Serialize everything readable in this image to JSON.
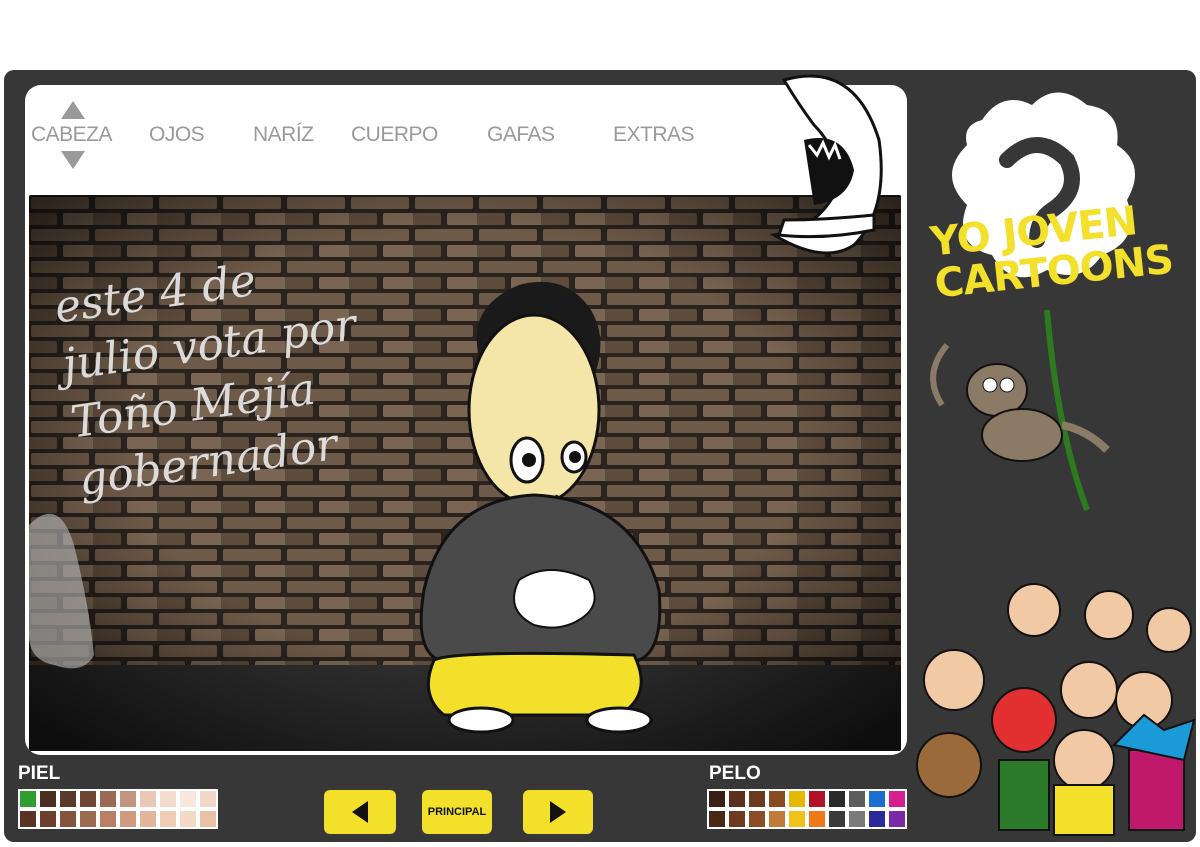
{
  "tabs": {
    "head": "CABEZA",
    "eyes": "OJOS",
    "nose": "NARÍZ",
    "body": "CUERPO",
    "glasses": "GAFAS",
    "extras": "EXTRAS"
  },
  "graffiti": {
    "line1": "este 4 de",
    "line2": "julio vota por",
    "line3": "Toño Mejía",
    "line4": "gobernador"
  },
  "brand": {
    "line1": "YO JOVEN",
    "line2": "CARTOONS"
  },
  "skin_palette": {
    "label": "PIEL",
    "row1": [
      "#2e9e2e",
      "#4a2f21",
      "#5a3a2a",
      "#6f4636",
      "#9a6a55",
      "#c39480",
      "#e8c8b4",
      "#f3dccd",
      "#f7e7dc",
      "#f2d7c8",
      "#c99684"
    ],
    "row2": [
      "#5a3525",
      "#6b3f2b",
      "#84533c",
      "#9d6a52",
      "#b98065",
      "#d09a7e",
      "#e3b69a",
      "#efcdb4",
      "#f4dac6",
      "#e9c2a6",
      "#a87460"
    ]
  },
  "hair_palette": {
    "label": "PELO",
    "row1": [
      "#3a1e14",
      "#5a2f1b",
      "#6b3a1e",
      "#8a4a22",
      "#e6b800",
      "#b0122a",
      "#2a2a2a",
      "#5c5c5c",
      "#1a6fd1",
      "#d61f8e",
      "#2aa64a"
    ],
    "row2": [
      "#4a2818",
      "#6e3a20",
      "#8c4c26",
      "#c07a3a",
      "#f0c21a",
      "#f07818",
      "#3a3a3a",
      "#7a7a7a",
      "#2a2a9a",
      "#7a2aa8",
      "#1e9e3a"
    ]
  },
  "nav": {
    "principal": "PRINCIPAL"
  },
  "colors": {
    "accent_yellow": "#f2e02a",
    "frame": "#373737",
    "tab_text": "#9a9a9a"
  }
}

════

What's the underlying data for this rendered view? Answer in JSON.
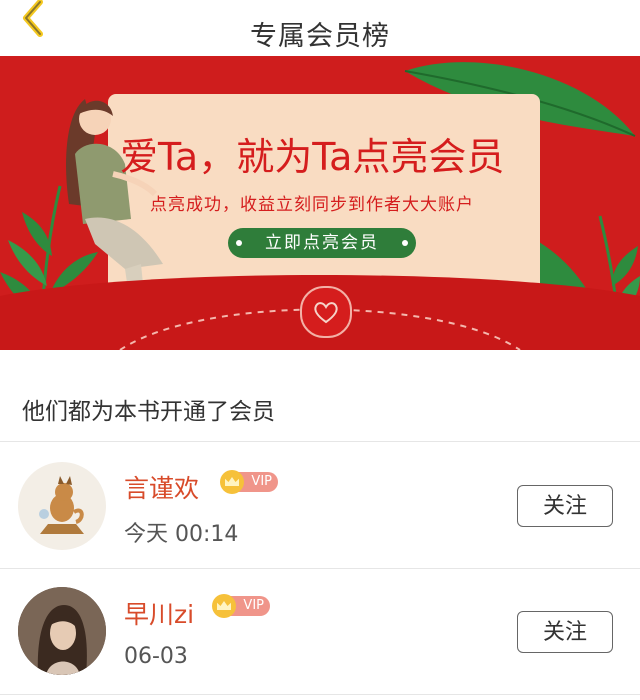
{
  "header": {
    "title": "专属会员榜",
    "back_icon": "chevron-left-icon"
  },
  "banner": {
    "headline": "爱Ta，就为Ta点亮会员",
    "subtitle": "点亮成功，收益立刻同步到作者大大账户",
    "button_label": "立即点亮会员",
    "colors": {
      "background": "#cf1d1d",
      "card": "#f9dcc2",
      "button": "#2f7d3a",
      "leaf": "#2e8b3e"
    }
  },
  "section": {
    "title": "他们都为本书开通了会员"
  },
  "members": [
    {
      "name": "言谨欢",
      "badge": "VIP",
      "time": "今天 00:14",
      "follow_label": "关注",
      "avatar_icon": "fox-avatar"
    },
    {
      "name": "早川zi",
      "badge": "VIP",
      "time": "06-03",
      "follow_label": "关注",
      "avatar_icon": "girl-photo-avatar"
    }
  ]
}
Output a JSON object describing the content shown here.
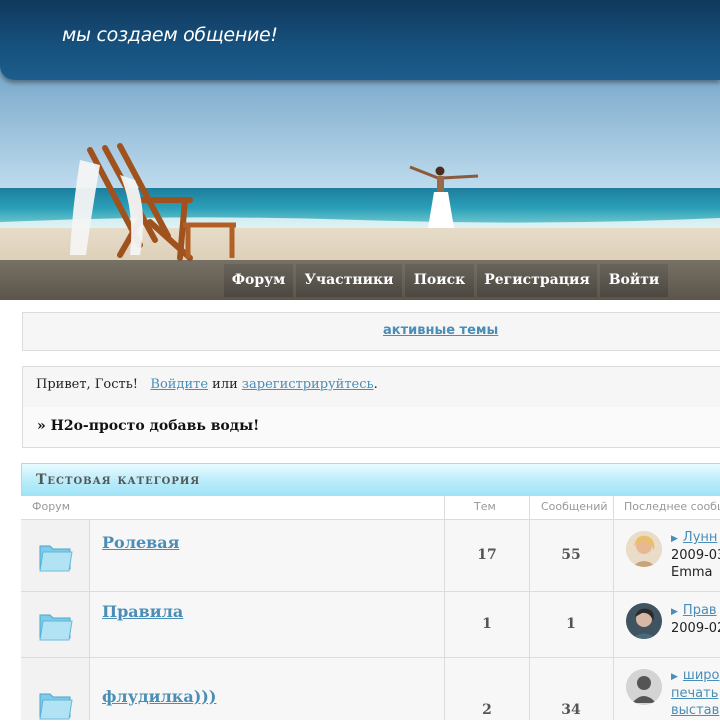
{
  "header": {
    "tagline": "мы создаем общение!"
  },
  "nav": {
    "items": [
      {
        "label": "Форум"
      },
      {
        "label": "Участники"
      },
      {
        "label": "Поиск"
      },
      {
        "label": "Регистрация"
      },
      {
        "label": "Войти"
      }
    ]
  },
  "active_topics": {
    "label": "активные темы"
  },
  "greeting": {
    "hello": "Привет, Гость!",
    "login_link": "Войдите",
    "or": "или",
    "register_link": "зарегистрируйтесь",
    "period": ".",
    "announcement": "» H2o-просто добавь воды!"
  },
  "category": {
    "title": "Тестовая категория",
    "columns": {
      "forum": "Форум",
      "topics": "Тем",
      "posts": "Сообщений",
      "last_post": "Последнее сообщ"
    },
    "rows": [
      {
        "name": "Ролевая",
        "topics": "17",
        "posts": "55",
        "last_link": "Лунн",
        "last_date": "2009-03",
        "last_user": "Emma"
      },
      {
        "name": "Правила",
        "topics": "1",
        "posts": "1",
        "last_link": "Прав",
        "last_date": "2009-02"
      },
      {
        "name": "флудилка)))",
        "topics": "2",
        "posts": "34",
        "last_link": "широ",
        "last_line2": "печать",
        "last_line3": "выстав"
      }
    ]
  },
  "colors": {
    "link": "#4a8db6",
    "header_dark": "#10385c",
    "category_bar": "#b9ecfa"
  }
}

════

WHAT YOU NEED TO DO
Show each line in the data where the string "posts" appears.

RESPONSE FOR THIS EXERCISE
      "posts": "Сообщений",
        "posts": "55",
        "posts": "1",
        "posts": "34",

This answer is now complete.